Living just on the Sandwell border of Birmingham, we’re as guilty as most of overlooking some amazing spaces nearby. When having a look at how to benefit from Heritage Days, we were delighted to see Haden House and Haden Old Hall on the list of participating venues. It’s only a few minutes’ drive from us and a world away from the city scape and suburbia in which we live.
It was exactly what we were looking for and absolutely fascinating. We’re now kicking ourselves for not going sooner, if only to sit in the grounds when restrictions allowed that to happen. The site actually incorporates two main buildings, Haden House, fully restored by Sandwell Council into its former Victorian glory and the much older Haden Old Hall next door along with both very well-manicured gardens along with a nature reserve, covering no less than fifty five acres. All bang slap in the middle of an urban jungle.
Our visit started with the House. Incorporating some special features for Heritage Open Days, there we found a very interesting history of the property’s various owners. Sometimes, the finer details and real history are left to the imagination. For example, one of the owners of the House, Reverend Barrs apparently locked up his step-daughter in her room so she didn’t get the chance to marry. Another, Mr Haden Best, has a very intriguing tale of never getting married, but “adopting” two young girls, with whom he often went travelling. It’s unlikely the truth will ever be discovered, but the House certainly gives budding authors a huge array of ideas for stories they might like to write, loosely based on the history. On the first floor, there is also a temporary circus exhibition, part of a wider exhibition throughout Sandwell’s museums. In keeping with the Edible England theme, some rooms in the House have been laid out as if a summer soirée was taking place.
Two in one

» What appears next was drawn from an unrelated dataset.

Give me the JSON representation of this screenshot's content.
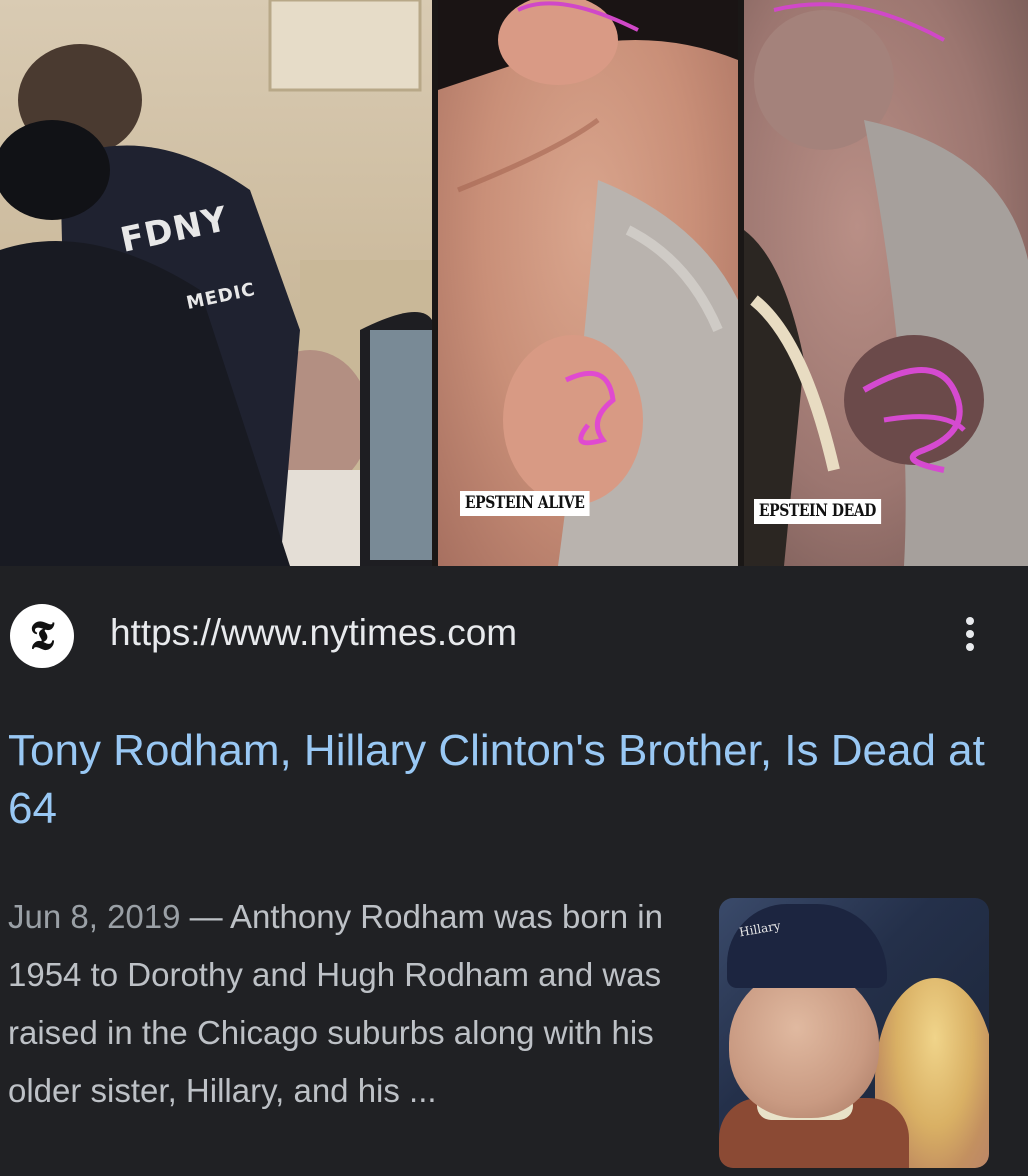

On leaving the House, we then went to the Old Hall “next door”. The two buildings are virtually semi-detached, but unlike the House, the Hall, an older building brought back from dereliction is operated by a team of volunteers who mainly rely on donations. Along with lots of furnishings of historical significance, the Hall also included an exhibition of crafts by local people made during lockdown and a “World According to Cradley Heath”.
Children are very well catered for with lots of activity areas. We were very impressed with Covid precautions and felt safe. Plenty of hand gel was available and you were encouraged to think of others by checking in on the app and wearing a mask which were provided for those who had forgotten to bring one.
A shout out for the volunteers
On our visit, we were exceptionally lucky to bump into one of the volunteers, John Bellingham who, belying his 81 years, explained about the history of the area with a huge passion, also informing us of how the volunteers work and raise money. My overwhelming worry when I heard him speak was to ask if there was any succession planning in place for when he might not feel up to doing as much. Thankfully he told me that he’d written scores of notes for future generations – and you can even catch his enthusiasm in a Youtube video.